_Stored data_:
[Start of section]
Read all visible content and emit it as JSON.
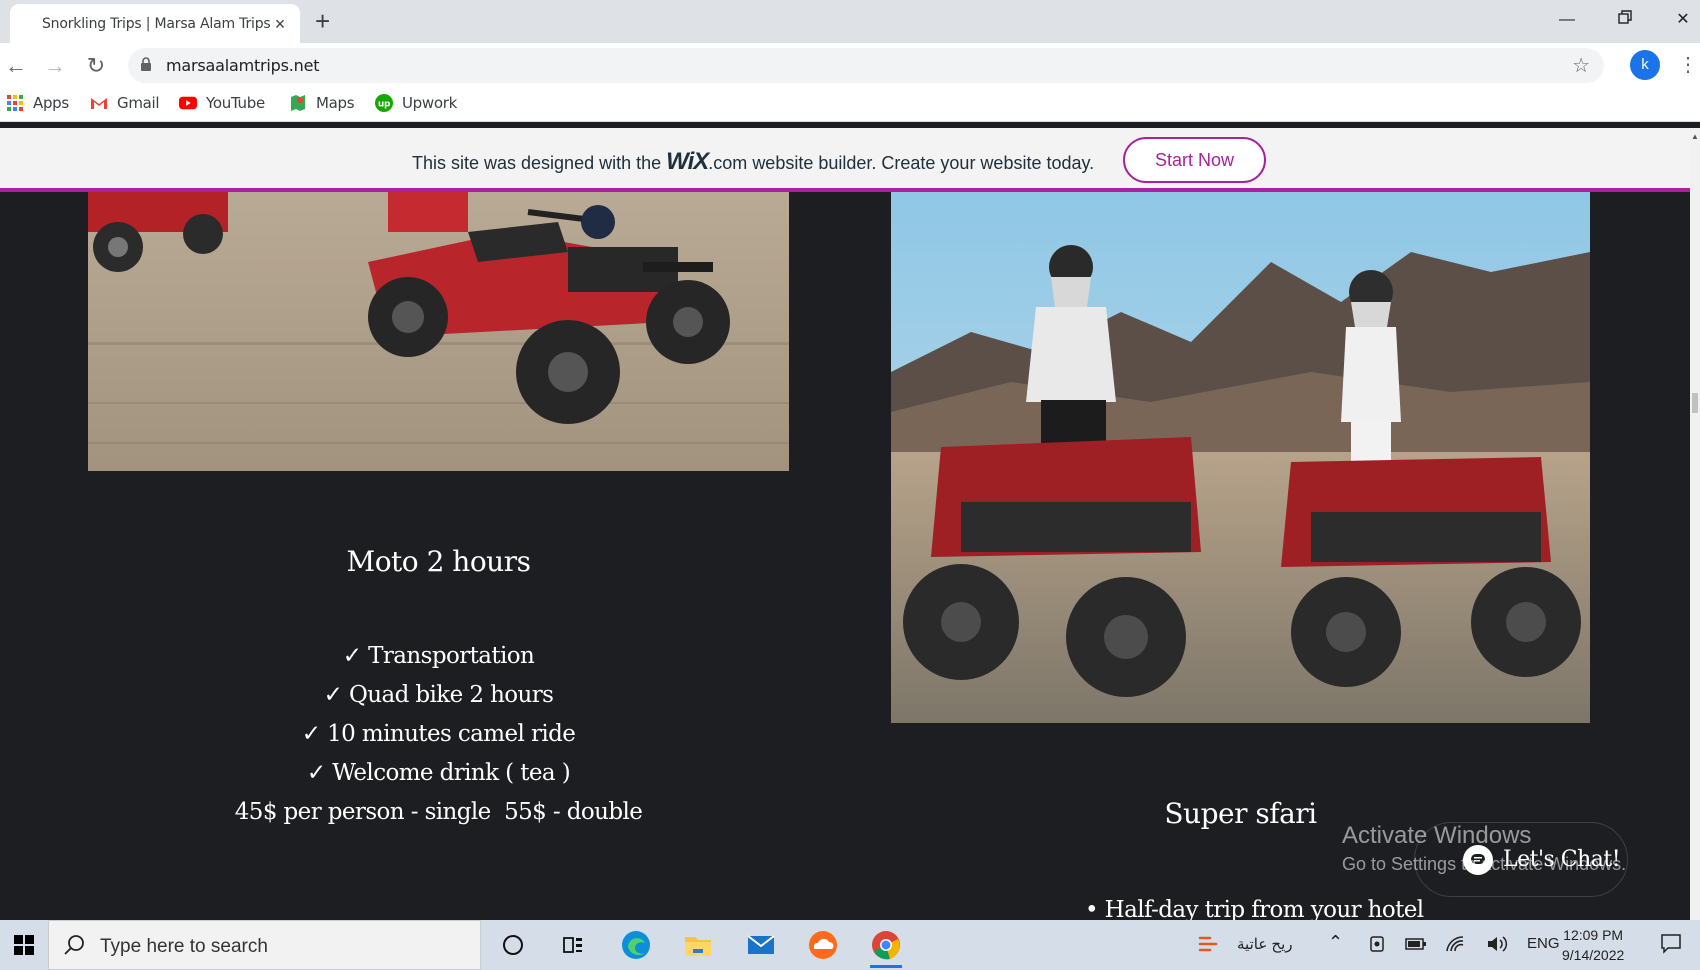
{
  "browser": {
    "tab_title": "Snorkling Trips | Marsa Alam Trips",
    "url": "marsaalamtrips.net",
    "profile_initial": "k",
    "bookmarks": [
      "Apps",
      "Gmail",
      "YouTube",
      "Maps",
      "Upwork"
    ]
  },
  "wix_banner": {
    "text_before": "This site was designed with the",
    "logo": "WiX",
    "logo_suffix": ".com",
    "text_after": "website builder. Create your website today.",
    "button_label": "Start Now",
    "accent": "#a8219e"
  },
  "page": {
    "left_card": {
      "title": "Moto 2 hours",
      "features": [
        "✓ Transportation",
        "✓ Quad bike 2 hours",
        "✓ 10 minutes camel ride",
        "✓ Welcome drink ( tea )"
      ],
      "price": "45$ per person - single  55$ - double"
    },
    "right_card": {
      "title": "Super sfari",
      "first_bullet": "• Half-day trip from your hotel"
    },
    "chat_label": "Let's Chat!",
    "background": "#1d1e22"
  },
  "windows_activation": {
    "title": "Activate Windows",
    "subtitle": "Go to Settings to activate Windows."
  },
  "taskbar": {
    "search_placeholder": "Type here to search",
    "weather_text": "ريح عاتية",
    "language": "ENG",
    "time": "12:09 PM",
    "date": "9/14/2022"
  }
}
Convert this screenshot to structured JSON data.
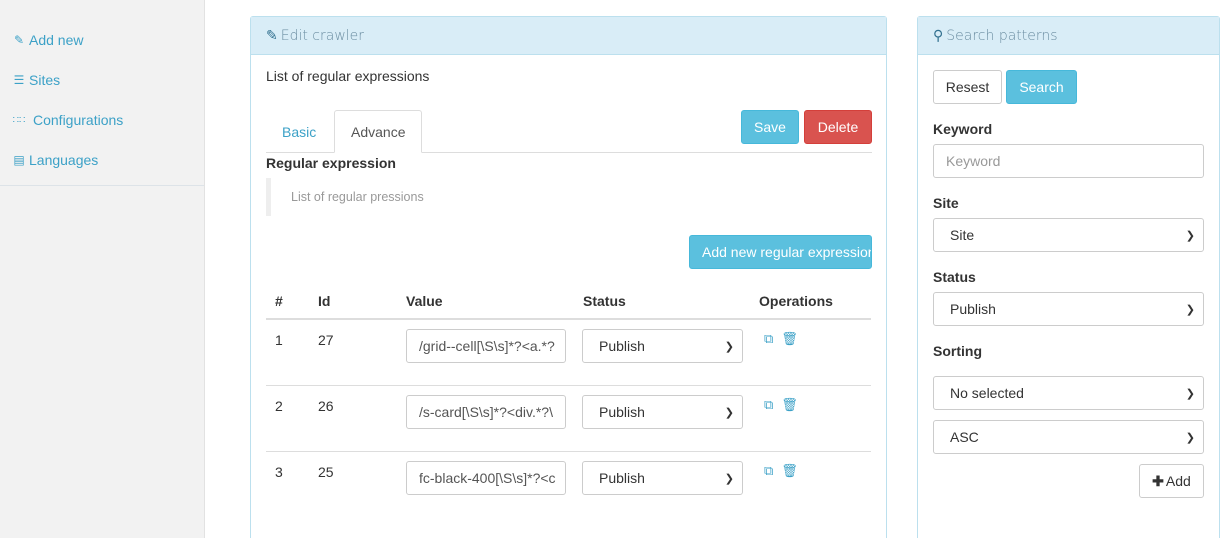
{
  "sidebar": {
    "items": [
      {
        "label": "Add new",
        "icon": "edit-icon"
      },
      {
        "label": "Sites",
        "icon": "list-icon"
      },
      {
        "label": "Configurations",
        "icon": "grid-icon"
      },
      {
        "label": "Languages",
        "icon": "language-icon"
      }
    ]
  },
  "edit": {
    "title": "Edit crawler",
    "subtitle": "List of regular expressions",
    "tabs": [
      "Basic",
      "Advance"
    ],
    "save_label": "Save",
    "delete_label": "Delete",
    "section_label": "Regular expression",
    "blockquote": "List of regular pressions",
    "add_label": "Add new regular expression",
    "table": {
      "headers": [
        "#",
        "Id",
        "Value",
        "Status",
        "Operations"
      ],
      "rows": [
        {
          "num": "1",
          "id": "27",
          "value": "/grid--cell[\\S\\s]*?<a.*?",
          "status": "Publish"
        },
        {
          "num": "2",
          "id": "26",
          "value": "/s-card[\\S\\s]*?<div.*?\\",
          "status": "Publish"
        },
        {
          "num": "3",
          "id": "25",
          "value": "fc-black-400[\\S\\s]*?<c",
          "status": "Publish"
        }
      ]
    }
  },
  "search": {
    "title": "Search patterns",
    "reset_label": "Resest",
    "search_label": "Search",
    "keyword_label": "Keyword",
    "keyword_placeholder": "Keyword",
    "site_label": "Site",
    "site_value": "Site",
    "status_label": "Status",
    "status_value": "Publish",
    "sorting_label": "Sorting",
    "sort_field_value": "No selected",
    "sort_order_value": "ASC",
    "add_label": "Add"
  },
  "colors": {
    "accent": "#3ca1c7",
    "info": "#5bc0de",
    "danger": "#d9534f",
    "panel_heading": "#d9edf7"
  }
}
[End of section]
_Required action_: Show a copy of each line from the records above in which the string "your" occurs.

_Exercise solution_:
    "text_after": "website builder. Create your website today.",
      "first_bullet": "• Half-day trip from your hotel"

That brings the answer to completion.